Dolores Dunne LeGeyt is a former Mass General breast imaging technologist who never missed a mammogram. She is also a breast cancer survivor.
Most women don't look forward to having a mammogram, but many report that a good breast imaging technologist can make a difference.
Meet Dolores Dunne LeGeyt, a former breast imaging technologist at the MGH Revere HealthCare Center. When she welcomed her patients, she often heard, “Why do I have to do this?” Her own story provides a compelling answer.
In 2010, Dolores had a routine mammogram performed by a co-worker. "When I looked at my images, I thought I saw calcifications," she says. After additional imaging, she was diagnosed with breast cancer. "I never really got myself crazed because I considered myself lucky that mammography found it early," she adds.
Under the care of Barbara Smith, MD, a surgical oncologist and director of the breast program at the Mass General Cancer Center, Dolores had a lumpectomy followed by six weeks of radiation therapy. Within a few months of her diagnosis, she was back at work and seeing patients.
Dolores describes her breast cancer diagnosis as a leveler. "I'm on both sides of it," she says. "I [was a breast imaging technologist], but I've also been through it so I know how people feel." She recalls that many patients acknowledged being nervous about the exam.
Dolores Dunne LeGeyt
A mammogram can be more uncomfortable for some women than others. To help achieve a good study, my job is to keep the patient relaxed, explain the procedure and work with a patient's concerns.
Mass General breast imaging technologist
"Everyone has a different experience," she says. " A mammogram can be more uncomfortable for some women than others. To help achieve a good study, [I tried] to keep the patient relaxed, explain the procedure and work with a patient's concerns."
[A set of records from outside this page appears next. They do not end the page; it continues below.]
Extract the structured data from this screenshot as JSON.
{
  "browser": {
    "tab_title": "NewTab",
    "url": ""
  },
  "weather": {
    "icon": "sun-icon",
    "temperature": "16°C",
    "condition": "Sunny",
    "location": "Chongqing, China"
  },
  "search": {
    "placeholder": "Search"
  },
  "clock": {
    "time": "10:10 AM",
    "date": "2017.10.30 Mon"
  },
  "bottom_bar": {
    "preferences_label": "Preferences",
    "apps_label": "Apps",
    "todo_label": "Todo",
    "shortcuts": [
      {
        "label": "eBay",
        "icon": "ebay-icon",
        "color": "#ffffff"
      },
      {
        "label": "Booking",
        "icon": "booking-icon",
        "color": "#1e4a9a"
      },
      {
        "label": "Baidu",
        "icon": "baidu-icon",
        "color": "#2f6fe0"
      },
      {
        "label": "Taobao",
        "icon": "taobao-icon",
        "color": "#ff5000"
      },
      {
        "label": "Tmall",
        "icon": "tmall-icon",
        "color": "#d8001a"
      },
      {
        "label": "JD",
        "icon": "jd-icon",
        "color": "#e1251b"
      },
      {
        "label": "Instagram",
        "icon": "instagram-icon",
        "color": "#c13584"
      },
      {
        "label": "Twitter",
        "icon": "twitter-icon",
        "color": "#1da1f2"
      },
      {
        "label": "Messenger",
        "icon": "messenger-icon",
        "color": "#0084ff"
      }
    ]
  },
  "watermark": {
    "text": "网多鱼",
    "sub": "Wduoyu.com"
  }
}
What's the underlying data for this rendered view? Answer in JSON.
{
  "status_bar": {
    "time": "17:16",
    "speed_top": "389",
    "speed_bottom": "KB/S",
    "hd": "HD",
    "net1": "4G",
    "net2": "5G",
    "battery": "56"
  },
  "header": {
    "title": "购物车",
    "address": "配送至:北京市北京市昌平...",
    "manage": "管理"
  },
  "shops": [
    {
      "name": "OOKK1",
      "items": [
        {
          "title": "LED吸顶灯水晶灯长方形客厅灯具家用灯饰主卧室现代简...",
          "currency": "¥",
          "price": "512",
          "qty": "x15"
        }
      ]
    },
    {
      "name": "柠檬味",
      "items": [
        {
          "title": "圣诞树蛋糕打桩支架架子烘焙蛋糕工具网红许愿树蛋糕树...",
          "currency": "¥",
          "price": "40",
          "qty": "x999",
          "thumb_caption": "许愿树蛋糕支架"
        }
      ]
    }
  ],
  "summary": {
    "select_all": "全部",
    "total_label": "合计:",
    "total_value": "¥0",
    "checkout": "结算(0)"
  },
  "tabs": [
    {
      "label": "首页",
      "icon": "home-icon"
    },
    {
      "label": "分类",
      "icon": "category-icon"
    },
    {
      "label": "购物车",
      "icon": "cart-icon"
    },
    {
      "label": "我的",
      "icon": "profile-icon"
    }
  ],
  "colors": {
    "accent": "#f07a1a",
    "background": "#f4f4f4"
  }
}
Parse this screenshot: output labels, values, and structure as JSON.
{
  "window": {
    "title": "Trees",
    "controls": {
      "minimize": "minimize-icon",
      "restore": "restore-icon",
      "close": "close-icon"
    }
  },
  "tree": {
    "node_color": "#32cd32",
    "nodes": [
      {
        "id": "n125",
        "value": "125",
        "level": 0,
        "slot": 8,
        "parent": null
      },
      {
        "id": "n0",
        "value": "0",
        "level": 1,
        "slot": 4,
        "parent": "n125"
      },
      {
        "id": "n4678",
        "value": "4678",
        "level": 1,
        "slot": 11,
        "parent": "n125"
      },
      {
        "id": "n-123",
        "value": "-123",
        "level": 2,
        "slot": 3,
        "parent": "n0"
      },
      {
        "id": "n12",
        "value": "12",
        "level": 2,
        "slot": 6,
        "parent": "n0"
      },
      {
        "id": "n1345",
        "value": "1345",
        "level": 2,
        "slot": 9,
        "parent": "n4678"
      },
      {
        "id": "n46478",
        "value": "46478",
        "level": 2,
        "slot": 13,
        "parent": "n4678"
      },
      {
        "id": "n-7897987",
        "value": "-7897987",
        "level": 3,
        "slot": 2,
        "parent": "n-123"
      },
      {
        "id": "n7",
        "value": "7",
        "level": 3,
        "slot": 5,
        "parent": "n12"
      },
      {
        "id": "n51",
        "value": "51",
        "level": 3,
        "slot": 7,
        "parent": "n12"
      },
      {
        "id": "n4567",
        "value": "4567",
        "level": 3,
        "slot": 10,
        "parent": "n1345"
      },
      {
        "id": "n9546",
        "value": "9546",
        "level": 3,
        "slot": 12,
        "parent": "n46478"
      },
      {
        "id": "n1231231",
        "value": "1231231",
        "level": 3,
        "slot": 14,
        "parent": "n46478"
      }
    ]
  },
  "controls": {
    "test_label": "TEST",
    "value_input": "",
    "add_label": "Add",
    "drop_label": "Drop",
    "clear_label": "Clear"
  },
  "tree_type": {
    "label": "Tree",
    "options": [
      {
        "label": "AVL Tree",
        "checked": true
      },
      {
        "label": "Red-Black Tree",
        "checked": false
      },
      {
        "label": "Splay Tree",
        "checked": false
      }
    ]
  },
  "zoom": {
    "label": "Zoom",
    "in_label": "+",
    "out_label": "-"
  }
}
She also met patients who told her that they were planing to skip their next mammogram. "That's when I tell them what happened to me," she says. "And that I've never missed a mammogram."
Without regular mammograms, Dolores believes that her cancer could have developed into a more invasive type. “Early detection saves lives," she says. "I know it saved mine."